Bernstein then provided overviews of some of the types of courses available to educate people in protecting themselves and their data. “We’re not just about information security, we also cover HIPPA, PCI, data protection, and a lot of other topics. We have office training and skills, OWASP, roll-based training, and also a wealth of topics around HR.” He also provided in-depth details of how some courses would work and the benefits.
GLS presented its anti-phishing solution, which includes a number of items such as an unlimited SaaS phishing platform access with admin dashboard analytics and reports, simulations, a customizable landing page template library, and much, much more.
Murphy then took questions, such as the ability for an individual company to create its own templates and what size company was appropriate for the anti-phishing courses (to which the answer was that the courses are always scalable and localized to that particular company and/or region of the world.) Every size organization could benefit from the type of education offered by GLS. Prices fit every budget, and GLS tries to be a true partner in crafting that “specific solution” that will meet a particular company’s needs.

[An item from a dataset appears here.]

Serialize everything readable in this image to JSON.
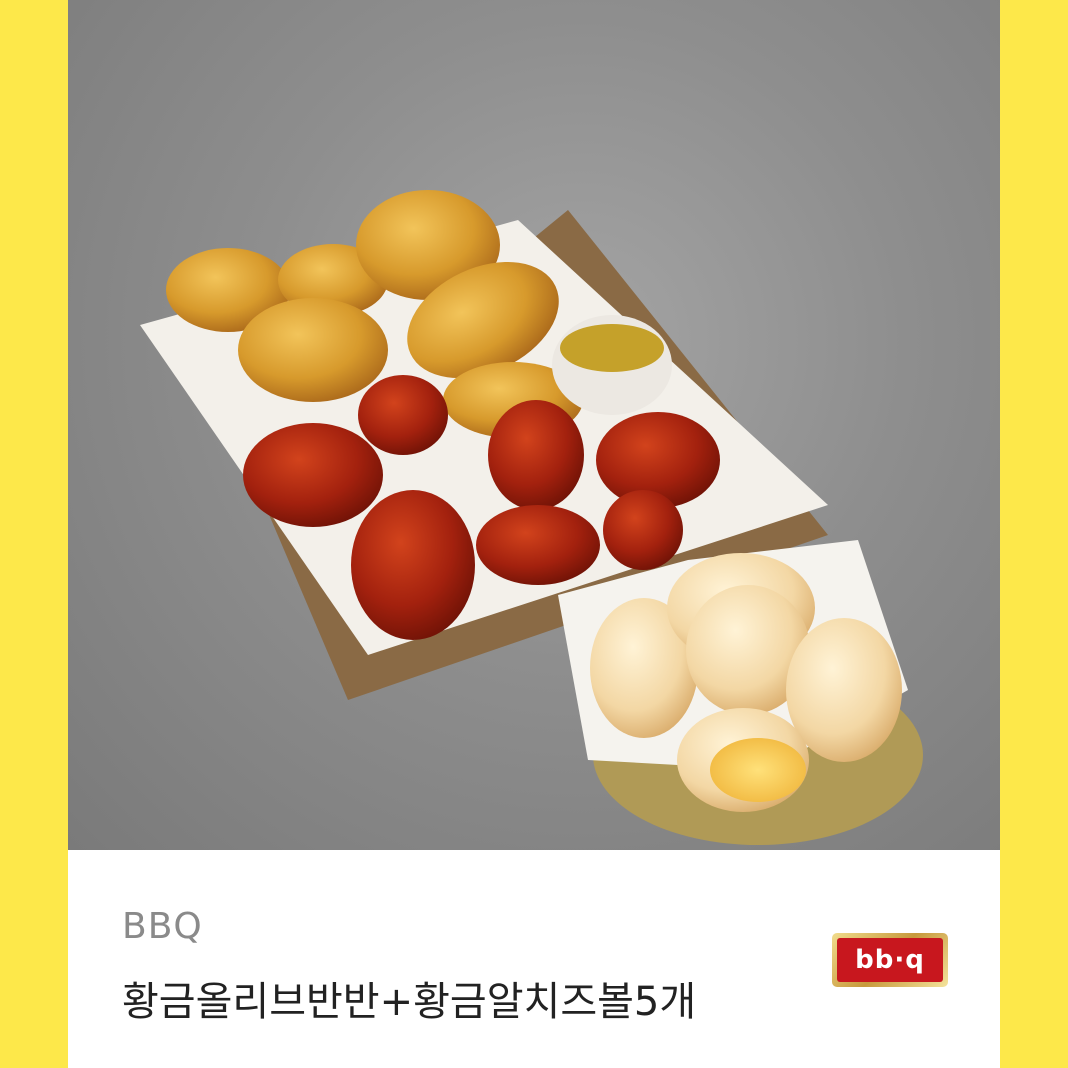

More information in detail was presented to participants by Bernstein, who stressed once more the importance of educating people, “which is what the Global Learning Platform does.” Murphy concurred with his assessment, and said in conclusion that “this is real life… and a problem to a large degree that can be mitigated through continuous education” as well as “structuring a deliberate and methodical plan… of trying to move your culture from reactionary to owner-operator when it comes to the security of your data.” He urged people to contact GLS and “let us talk about how we can help strengthen your human firewall.”
The entire presentation is available to you at: